“The students generally come after school to do the interview and making sure everyone gets tested – chasing the kids around – is difficult. But, right now, I’ve tested over 100 kids and a high majority are passing,” Austin said.

n Math. Math teacher Jill Alley also said she likes the competencies because the school is sending well-prepared students out into the world.

She said she teaches to the ALT and the proficiency test more than before. Students in her integrated I class said they feel the pressure teachers are under.

“I’ve noticed the teachers are focused a lot more on the requirements, and before they were more focused on teaching. My English teacher talks about what we have to do all the time because she things we’re not as prepared. I think they are kind of throwing this at us; they should have prepared us more. They should have started a little earlier,” said Heather MacLeod, 16, who will be a junior. “Our whole life, we’ve been thinking this is what we’ve had to do to graduate and now it’s different.”
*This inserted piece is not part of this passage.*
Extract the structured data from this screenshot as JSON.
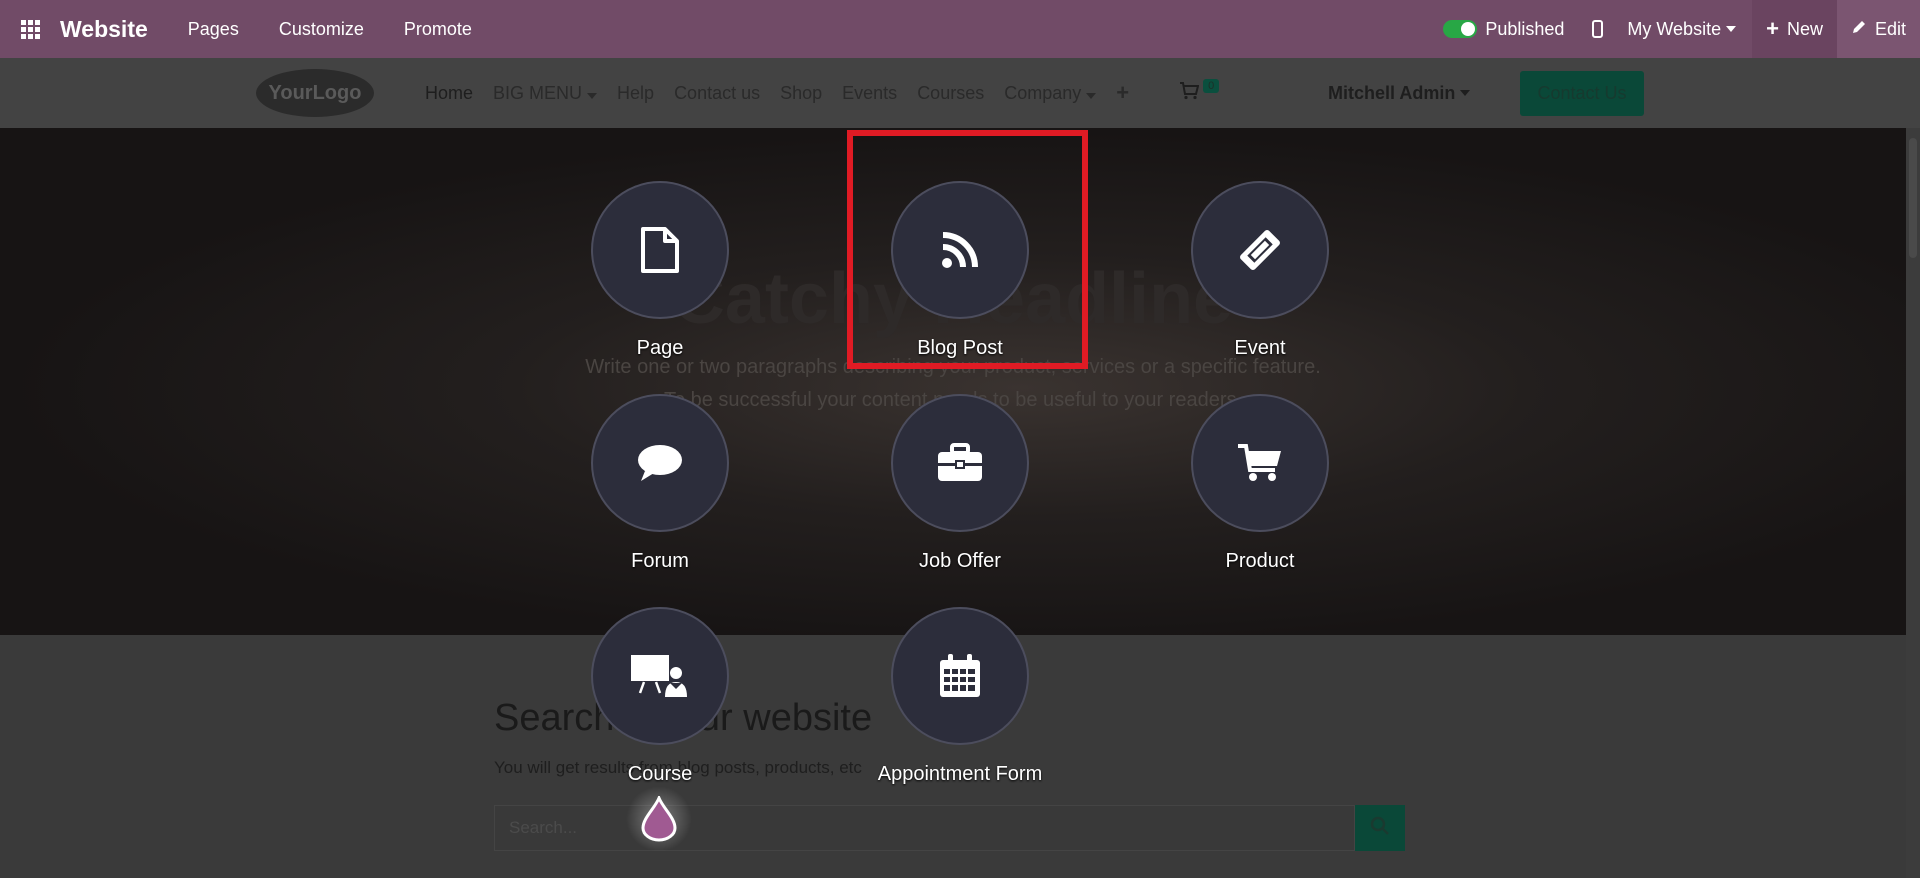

Some teachers are also concerned it’s all happening too fast.

n English. English teachers Jeannie Turnbeaugh and Phyllis Bateman say their students came to them in tears because they are afraid they won’t graduate.

“The district just expects it will work because it looks good on paper. We’re looking at it every day in the classes and trying to answer the kids’ questions every day,” Bateman said.
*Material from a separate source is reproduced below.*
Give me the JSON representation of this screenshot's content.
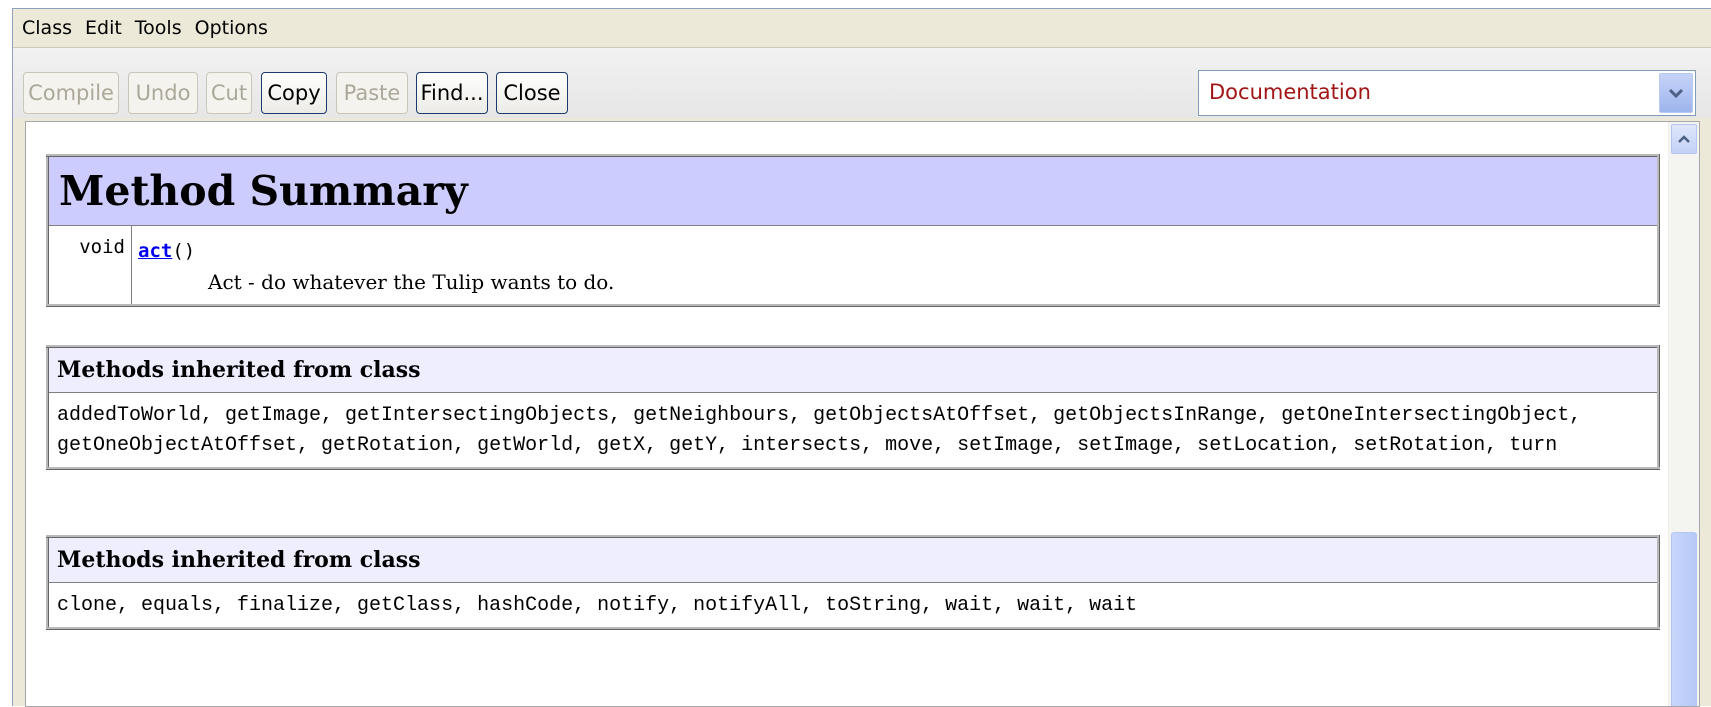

They said English teachers are confused about what will be required of their students because the rules keep getting changed. Both teachers also said they are losing more instruction time when a new requirement is added.
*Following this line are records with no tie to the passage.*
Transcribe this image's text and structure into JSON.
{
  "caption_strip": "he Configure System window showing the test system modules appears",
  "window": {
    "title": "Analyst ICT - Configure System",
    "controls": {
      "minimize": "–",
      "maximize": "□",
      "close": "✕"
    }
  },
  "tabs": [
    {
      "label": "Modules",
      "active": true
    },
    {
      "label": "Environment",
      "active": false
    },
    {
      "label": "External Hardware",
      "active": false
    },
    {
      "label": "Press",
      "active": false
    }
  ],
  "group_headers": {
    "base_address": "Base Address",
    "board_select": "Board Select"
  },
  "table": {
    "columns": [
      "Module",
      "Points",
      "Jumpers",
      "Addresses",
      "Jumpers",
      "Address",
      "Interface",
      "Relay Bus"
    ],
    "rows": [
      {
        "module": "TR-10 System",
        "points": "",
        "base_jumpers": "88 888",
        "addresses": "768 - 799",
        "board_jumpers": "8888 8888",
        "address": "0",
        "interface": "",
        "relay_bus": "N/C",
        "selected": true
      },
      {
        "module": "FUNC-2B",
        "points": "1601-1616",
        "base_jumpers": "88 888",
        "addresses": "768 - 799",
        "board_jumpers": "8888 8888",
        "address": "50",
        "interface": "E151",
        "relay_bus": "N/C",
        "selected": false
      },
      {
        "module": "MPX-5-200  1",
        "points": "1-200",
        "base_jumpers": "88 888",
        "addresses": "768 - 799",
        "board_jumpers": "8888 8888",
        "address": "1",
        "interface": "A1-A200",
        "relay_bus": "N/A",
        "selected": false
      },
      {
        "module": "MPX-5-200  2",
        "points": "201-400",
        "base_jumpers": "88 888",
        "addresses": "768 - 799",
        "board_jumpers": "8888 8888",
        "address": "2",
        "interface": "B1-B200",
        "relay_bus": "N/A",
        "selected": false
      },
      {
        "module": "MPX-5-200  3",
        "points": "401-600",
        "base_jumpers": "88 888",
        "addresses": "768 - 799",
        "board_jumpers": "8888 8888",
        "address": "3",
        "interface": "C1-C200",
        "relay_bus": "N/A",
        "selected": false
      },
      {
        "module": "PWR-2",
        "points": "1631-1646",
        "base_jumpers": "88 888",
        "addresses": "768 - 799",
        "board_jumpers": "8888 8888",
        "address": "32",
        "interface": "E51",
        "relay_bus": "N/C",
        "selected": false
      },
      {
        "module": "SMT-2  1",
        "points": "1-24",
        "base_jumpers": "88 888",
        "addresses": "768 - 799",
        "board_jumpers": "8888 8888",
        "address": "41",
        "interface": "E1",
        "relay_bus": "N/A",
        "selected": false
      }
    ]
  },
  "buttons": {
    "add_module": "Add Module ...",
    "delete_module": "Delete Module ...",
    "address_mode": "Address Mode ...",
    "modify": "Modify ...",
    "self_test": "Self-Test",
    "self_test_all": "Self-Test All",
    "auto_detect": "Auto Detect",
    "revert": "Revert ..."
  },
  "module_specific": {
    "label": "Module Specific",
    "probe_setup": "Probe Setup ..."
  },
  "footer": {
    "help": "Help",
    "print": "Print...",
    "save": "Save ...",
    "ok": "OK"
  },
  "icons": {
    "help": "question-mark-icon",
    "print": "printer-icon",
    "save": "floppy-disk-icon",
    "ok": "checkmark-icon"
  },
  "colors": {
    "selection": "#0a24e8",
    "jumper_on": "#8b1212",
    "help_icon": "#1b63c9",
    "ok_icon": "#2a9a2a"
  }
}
“We are hurting ourselves with the number of instruction days while we test, test and test. Kids miss my class to go take the foreign language and science tests. When you add on top of that TerraNova and state proficiency tests, you lose a lot of time. We’re in a horse race in terms of covering all the content,” Turnbeaugh said.

She said the system is not fair to next year’s juniors because it is still being tested.

Turnbeaugh, who also teaches world history, had complaints about the ALT test for that class. She said mistakes have been found on achievement level tests and there are questions on it that are not included in the curriculum.

“We are holding kids accountable to things we’re not ready for,” Turnbeaugh said.

The students are also struggling with their career papers, a required part of the competencies. The paper is based on Sophomore Shadowing, which has been discontinued by the occupational education department.

Turnbeaugh said she has been involved in building the competencies since the beginning and has always maintained more time was needed for piloting the system.

“The concept is good, but the implementation has been shamelessly irresponsible. The sad part is, the kids are just discovering this. We’ve been asking (the administration) for eight years about how we were supposed to do this and they keep saying, ‘We’ll get back to you.’ Our credibility with the kids is nonexistent because we have to tell them that what we told them before was expected of them has changed. They are bailing to other school districts and we are driving them out,” Bateman said.

Remediation for the juniors just began last year, she said, and students won’t have the time to catch up.

Bateman said her English students weren’t passing their two required English essays, therefore, they will have to re-write them next year. However, next year, they have another set of essays they are required to write.

“They have to come in on their own time and a lot can’t economically choose night school. They have to support their families and we’re locking those kids out,” Bateman said.

n Technology. Mary Roman, who teaches at the Company, an English class that requires computer skills and a professional attitude, had the same complaints.

She said 130 Douglas High School students had to retake the computer literature tests last year because middle schools threw out the results, not realizing they would be required for the competencies. Now, the students have to retake the test, years after they took the class.

If they can’t pass the test, they will have to spend another year in the class.

“Forty students came in and took it and the rest have to repeat the class, through no fault of their own,” she said.